Exercise
For the data below, please report each line where the word "name" is found.

┄┄┄┄┄┄┄┄┄┄

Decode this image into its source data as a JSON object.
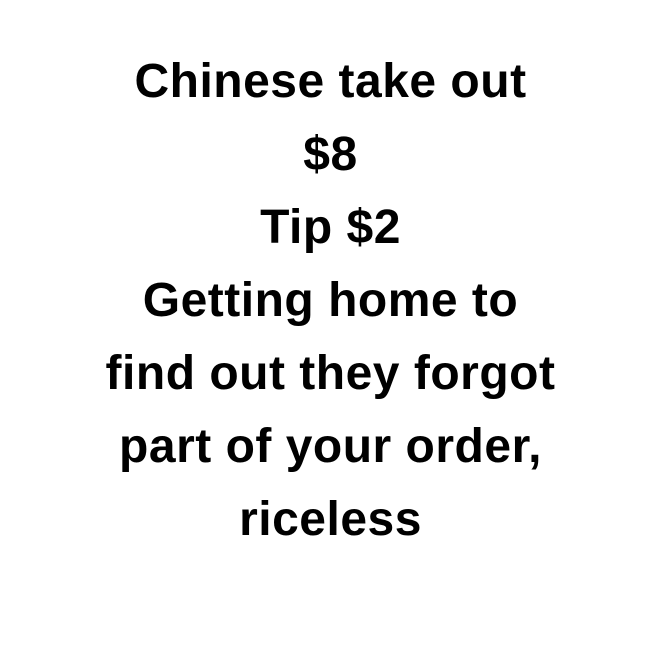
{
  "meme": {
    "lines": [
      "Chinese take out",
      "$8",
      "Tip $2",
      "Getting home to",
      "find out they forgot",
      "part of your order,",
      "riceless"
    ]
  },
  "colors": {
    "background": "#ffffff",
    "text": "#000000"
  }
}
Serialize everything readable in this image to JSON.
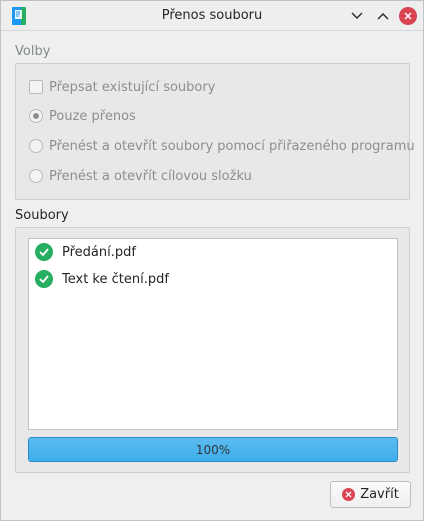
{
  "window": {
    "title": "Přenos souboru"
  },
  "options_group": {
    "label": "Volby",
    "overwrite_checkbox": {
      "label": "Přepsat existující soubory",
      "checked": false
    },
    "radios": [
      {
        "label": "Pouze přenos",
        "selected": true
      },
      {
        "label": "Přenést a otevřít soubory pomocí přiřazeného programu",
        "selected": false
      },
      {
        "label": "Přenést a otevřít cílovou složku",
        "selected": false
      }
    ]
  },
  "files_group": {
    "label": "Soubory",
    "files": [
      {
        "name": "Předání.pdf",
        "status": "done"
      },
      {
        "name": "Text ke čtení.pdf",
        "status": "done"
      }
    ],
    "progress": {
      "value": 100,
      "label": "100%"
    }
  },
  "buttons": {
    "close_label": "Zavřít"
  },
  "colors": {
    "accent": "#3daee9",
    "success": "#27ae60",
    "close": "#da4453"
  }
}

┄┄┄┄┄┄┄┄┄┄

Solved problem
        "name": "Předání.pdf",
        "name": "Text ke čtení.pdf",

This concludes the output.